Loading Events
One day or more

Brought to you by

Founders’ Place Historical District, Inc.

Cost

Free

Add to my List

This is an essay contest for residents of Founders’ Place ages 15 – 21 and 22 – 30. Participants can choose from four topics.

Write an essay over one of the following topics: A. According to Merle Haggard’s 1971 song Okie from Muskogee, “we still wave Old Glory down at the courthouse.” Is the flag as important a symbol in American life today as it was in generations past? How do your ideas about the flag differ from your parents’ or grandparents’ generation? B. How are you committed to making America, and in particular Muskogee, a better place? What things have you done to ensure the future of our city and country remains not just strong, but also just and equitable, supporting the ideals on which our country was founded? C. What does it mean to “be an American”? Should civic be taught in school again as a stand-alone class? It has been proposed that everyone pass a citizenship test to vote. Is this a good idea? D. Our neighborhood, Founders’ Place, was carved out of the allotment given to Chief Pleasant Porter under the Dawes Act. How do you see tribal sovereignty and the common public good coming together in Oklahoma or our country? How could we in Founders’ Place acknowledge the Native lands our homes are built on, or should we? Did any well-known Native Americans live in our neighborhood? How could they be honored?

Submission instructions:
Submit your completed essay on or before July 1, 2021 to foundersplacehistoricaldist@gmail.com

Level:

beginner-friendly

Share On

Dive Deeper

Road to Freedom: The African American Experience in Civil War-Era Virginia

Road to Freedom: The African American Experience in Civil War-Era Virginia

By American Battlefield Trust

  • Anytime/On Your Own
Explore the History of Kansas and the American West

Explore the History of Kansas and the American West

By Watkins Museum of History

  • Anytime/On Your Own
Join a Collective Video Response to “A Hard Road to Freedom”

Join a Collective Video Response to “A Hard Road to Freedom”

By Graveyard of the Atlantic Museum

  • Anytime/On Your Own
America’s Concentration Camps

America’s Concentration Camps

By Japanese American National Museum

  • Anytime/On Your Own
Global Forms of Government

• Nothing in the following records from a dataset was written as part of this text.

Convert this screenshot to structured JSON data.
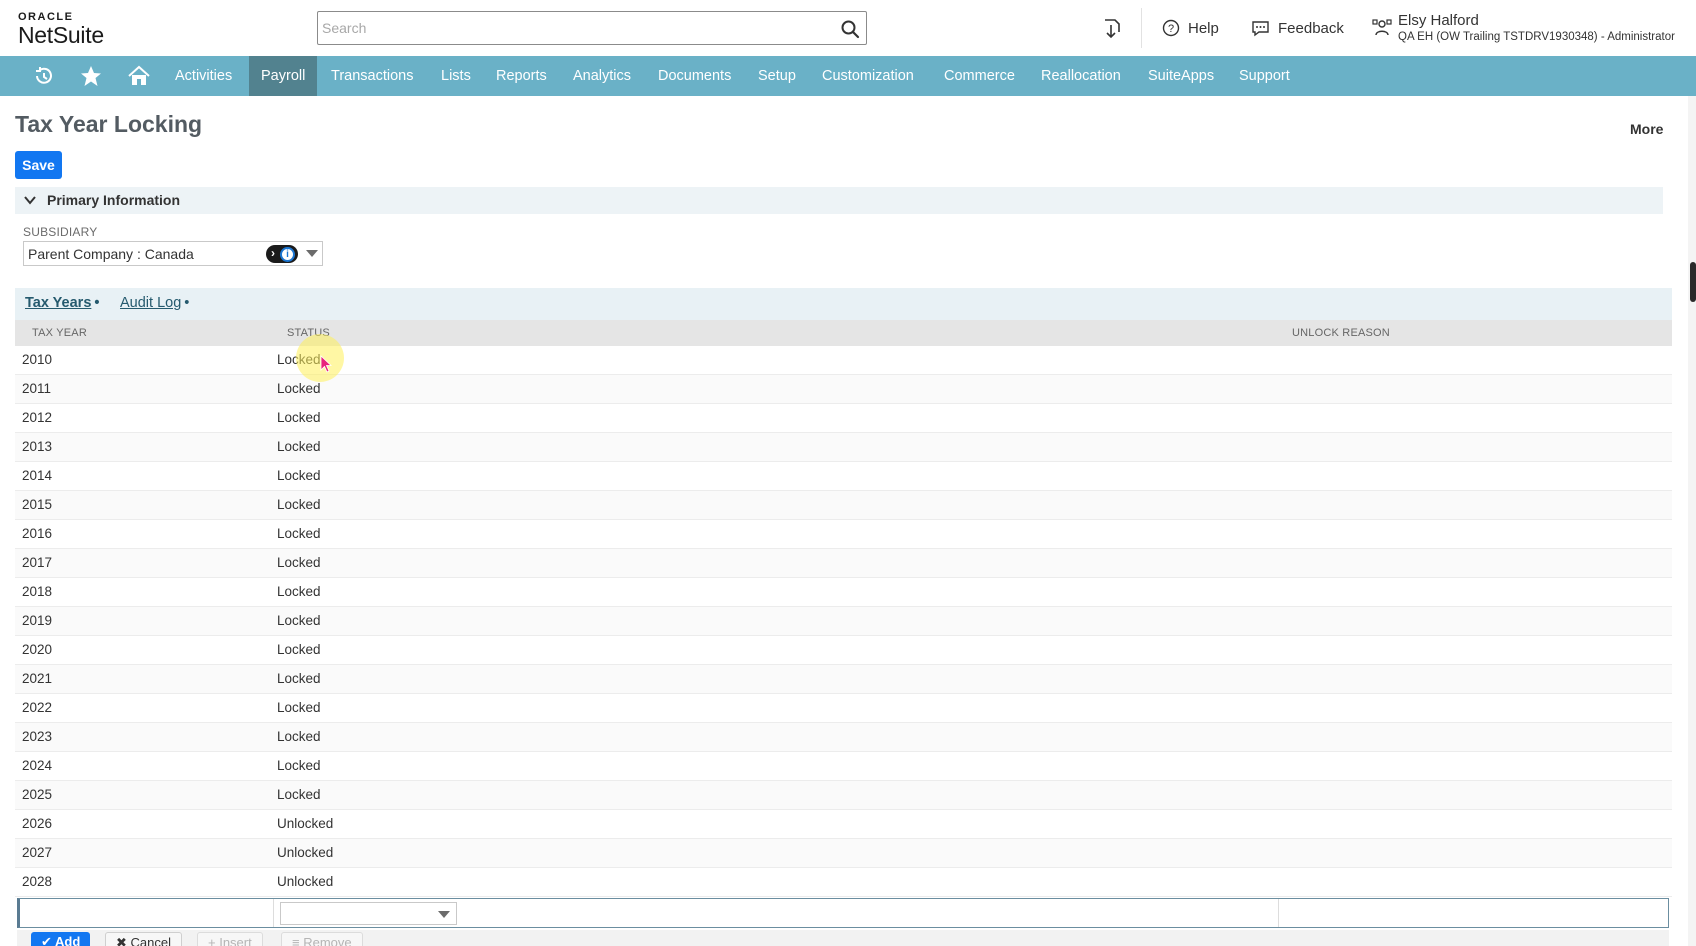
{
  "app": {
    "brand_top": "ORACLE",
    "brand_name": "NetSuite"
  },
  "header": {
    "search_placeholder": "Search",
    "help_label": "Help",
    "feedback_label": "Feedback",
    "user_name": "Elsy Halford",
    "user_role": "QA EH (OW Trailing TSTDRV1930348) - Administrator"
  },
  "nav": {
    "items": [
      "Activities",
      "Payroll",
      "Transactions",
      "Lists",
      "Reports",
      "Analytics",
      "Documents",
      "Setup",
      "Customization",
      "Commerce",
      "Reallocation",
      "SuiteApps",
      "Support"
    ],
    "active": "Payroll",
    "color": "#6ab1c7",
    "active_color": "#52828f"
  },
  "page": {
    "title": "Tax Year Locking",
    "more_label": "More",
    "save_label": "Save"
  },
  "primary_info": {
    "section_title": "Primary Information",
    "subsidiary_label": "SUBSIDIARY",
    "subsidiary_value": "Parent Company : Canada"
  },
  "tabs": [
    {
      "label": "Tax Years",
      "active": true
    },
    {
      "label": "Audit Log",
      "active": false
    }
  ],
  "grid": {
    "headers": {
      "tax_year": "TAX YEAR",
      "status": "STATUS",
      "unlock_reason": "UNLOCK REASON"
    },
    "rows": [
      {
        "year": "2010",
        "status": "Locked"
      },
      {
        "year": "2011",
        "status": "Locked"
      },
      {
        "year": "2012",
        "status": "Locked"
      },
      {
        "year": "2013",
        "status": "Locked"
      },
      {
        "year": "2014",
        "status": "Locked"
      },
      {
        "year": "2015",
        "status": "Locked"
      },
      {
        "year": "2016",
        "status": "Locked"
      },
      {
        "year": "2017",
        "status": "Locked"
      },
      {
        "year": "2018",
        "status": "Locked"
      },
      {
        "year": "2019",
        "status": "Locked"
      },
      {
        "year": "2020",
        "status": "Locked"
      },
      {
        "year": "2021",
        "status": "Locked"
      },
      {
        "year": "2022",
        "status": "Locked"
      },
      {
        "year": "2023",
        "status": "Locked"
      },
      {
        "year": "2024",
        "status": "Locked"
      },
      {
        "year": "2025",
        "status": "Locked"
      },
      {
        "year": "2026",
        "status": "Unlocked"
      },
      {
        "year": "2027",
        "status": "Unlocked"
      },
      {
        "year": "2028",
        "status": "Unlocked"
      }
    ]
  },
  "grid_buttons": {
    "add": "Add",
    "cancel": "Cancel",
    "insert": "Insert",
    "remove": "Remove"
  },
  "colors": {
    "primary_button": "#1277f1"
  }
}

Global Forms of Government

By World101 from the Council on Foreign Relations

  • Anytime/On Your Own
Race: Are We So Different? – Social Stratification Virtual Exhibit